If the Venice Biennale art exhibition now runs like a normal international event, with adequate toilets, refreshment points, marketing, press facilities and ticketing, and also manages to cover nearly 80% of its costs, it is almost entirely due to former banker Paolo Baratta, 72, chairman of the Biennale Foundation from 1998 to 2000, and from 2007 to last week.
Yesterday Baratta heard that his mandate would not be renewed and his successor would be a foodstuffs importer, Giulio Malgara, 73
I strongly believe it is the wrong choice...possibly the worst choice to be correct.
This appointment, which is reminiscent of the years before 1998 when the post was a prize allocated on the basis of party politics, was greeted with indignation by the mayor of Venice, Giorgio Orsoni, who immediately put out a statement saying: “I am convinced that Giulio Malgara is an unsuitable person to carry out the role of chairman of the Venice Biennale and that it would be a mistake to confirm him in this position. It would interrupt a vital and fruitful process that needs to be seen through to the end.” Former mayor Massimo Cacciari said: “As long as cultural appointments in this rotten system are in the hands of the political lobbies, it will go on being like this.”
The Guardian alredy commente: "Back to Earth, or Venice, with a bump. Silvio Berlusconi is trying to replace Paolo Baratta, head of the Venice Biennale, with his friend Giulio Malgara, a 73-year-old businessman whose greatest cultural achievement to date is bringing Gatorade to Italy."
$1.2 trillion: How much Americans spend annually on goods and services they don’t absolutely need.This Easter weekend, Americans will spend a lot of money on items such as marshmallow peeps, plush bunnies and fake hay, begging a question: How much does the U.S. economy depend on purchases of goods and services people don’t absolutely need?
As it turns out, quite a lot. A non-scientific study of Commerce Department data suggests that in February, U.S. consumers spent an annualized $1.2 trillion on non-essential stuff including pleasure boats, jewelry, booze, gambling and candy. That’s 11.2% of total consumer spending, up from 9.3% a decade earlier and only 4% in 1959, adjusted for inflation. In February, spending on non-essential stuff was up an inflation-adjusted 3.3% from a year earlier, compared to 2.4% for essential stuff such as food, housing and medicine.
To be sure, different people can have different ideas of what should be considered essential. Still, the estimate is probably low.
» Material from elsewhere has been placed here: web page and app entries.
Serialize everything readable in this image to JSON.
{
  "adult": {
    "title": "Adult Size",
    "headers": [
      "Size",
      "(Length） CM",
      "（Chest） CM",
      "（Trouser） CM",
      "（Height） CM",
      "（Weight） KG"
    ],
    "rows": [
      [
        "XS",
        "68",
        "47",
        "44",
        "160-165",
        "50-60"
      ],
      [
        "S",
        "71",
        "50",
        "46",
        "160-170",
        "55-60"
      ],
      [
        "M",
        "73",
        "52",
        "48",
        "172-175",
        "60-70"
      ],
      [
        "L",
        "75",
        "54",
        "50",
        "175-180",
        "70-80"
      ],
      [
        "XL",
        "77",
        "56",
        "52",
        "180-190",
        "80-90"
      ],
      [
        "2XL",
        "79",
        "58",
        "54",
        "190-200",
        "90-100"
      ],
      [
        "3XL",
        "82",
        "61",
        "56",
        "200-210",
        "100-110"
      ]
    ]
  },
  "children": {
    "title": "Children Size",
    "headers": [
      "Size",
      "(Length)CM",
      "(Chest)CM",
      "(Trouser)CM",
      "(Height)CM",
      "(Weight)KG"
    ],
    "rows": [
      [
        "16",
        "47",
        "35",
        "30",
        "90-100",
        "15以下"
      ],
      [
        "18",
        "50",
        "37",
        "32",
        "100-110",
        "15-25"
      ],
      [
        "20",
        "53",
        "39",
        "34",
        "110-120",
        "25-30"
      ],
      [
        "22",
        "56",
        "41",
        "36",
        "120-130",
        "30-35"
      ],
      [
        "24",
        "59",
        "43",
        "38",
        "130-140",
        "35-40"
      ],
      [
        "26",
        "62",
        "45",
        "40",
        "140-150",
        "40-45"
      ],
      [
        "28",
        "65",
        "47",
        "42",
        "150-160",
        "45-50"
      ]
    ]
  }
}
It doesn’t, for example, account for the added cost of certain luxury items such as superfast cars and big houses.
- Number of the Week: Americans Buy More Stuff They Don?t Need (blogs.wsj.com)